WHAT YOU SHOULD DO
Where a line in the listing below contains the word "Return", copy that line.
*** AVAILABLE DATA ***
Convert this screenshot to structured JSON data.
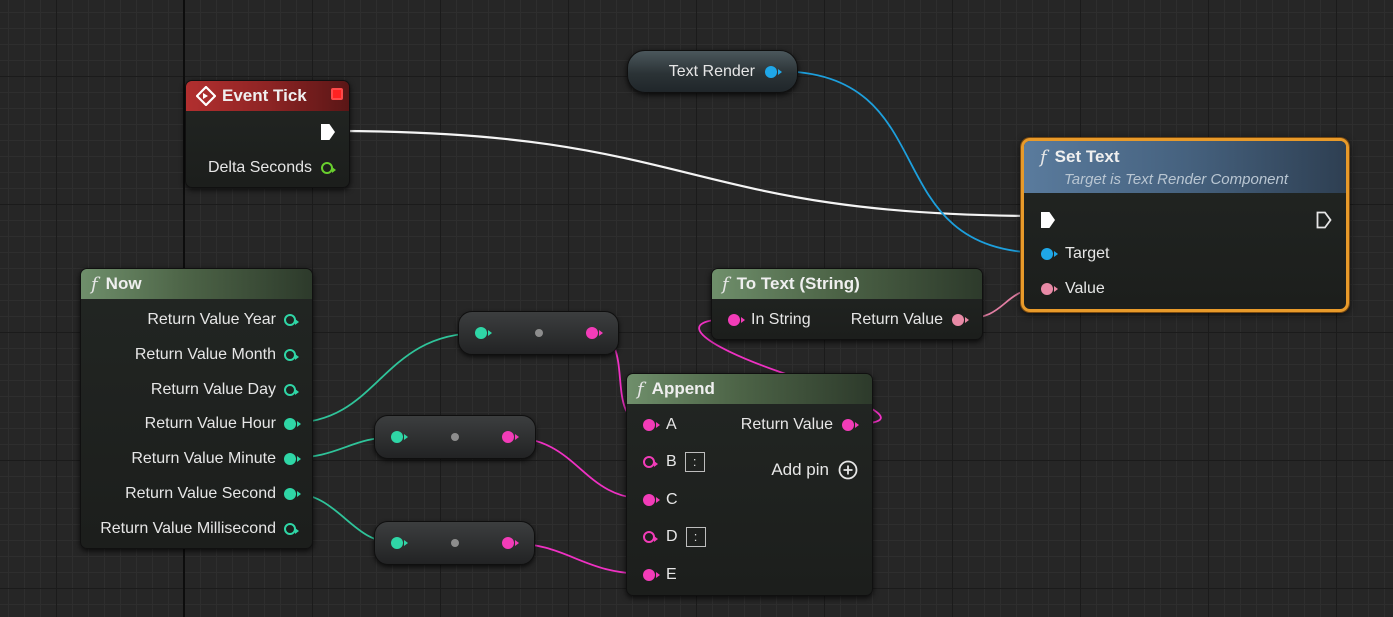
{
  "colors": {
    "exec": "#ffffff",
    "object": "#1fa7e8",
    "string": "#f23cb8",
    "text": "#e88aa6",
    "int": "#2fd6a6",
    "float": "#69cf2e",
    "event_header": "#a72a2a",
    "function_header": "#5a7a55",
    "settext_header": "#4f6d8d",
    "selected_outline": "#e89a2a"
  },
  "nodes": {
    "event_tick": {
      "title": "Event Tick",
      "icon": "event-diamond-icon",
      "delta_label": "Delta Seconds"
    },
    "text_render": {
      "label": "Text Render"
    },
    "set_text": {
      "title": "Set Text",
      "subtitle": "Target is Text Render Component",
      "target_label": "Target",
      "value_label": "Value"
    },
    "now": {
      "title": "Now",
      "outputs": [
        "Return Value Year",
        "Return Value Month",
        "Return Value Day",
        "Return Value Hour",
        "Return Value Minute",
        "Return Value Second",
        "Return Value Millisecond"
      ]
    },
    "to_text": {
      "title": "To Text (String)",
      "in_label": "In String",
      "out_label": "Return Value"
    },
    "append": {
      "title": "Append",
      "a_label": "A",
      "b_label": "B",
      "b_literal": ":",
      "c_label": "C",
      "d_label": "D",
      "d_literal": ":",
      "e_label": "E",
      "out_label": "Return Value",
      "add_pin_label": "Add pin"
    }
  }
}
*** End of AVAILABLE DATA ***
SOLUTION FOR THIS PROBLEM
        "Return Value Year",
        "Return Value Month",
        "Return Value Day",
        "Return Value Hour",
        "Return Value Minute",
        "Return Value Second",
        "Return Value Millisecond"
      "out_label": "Return Value"
      "out_label": "Return Value",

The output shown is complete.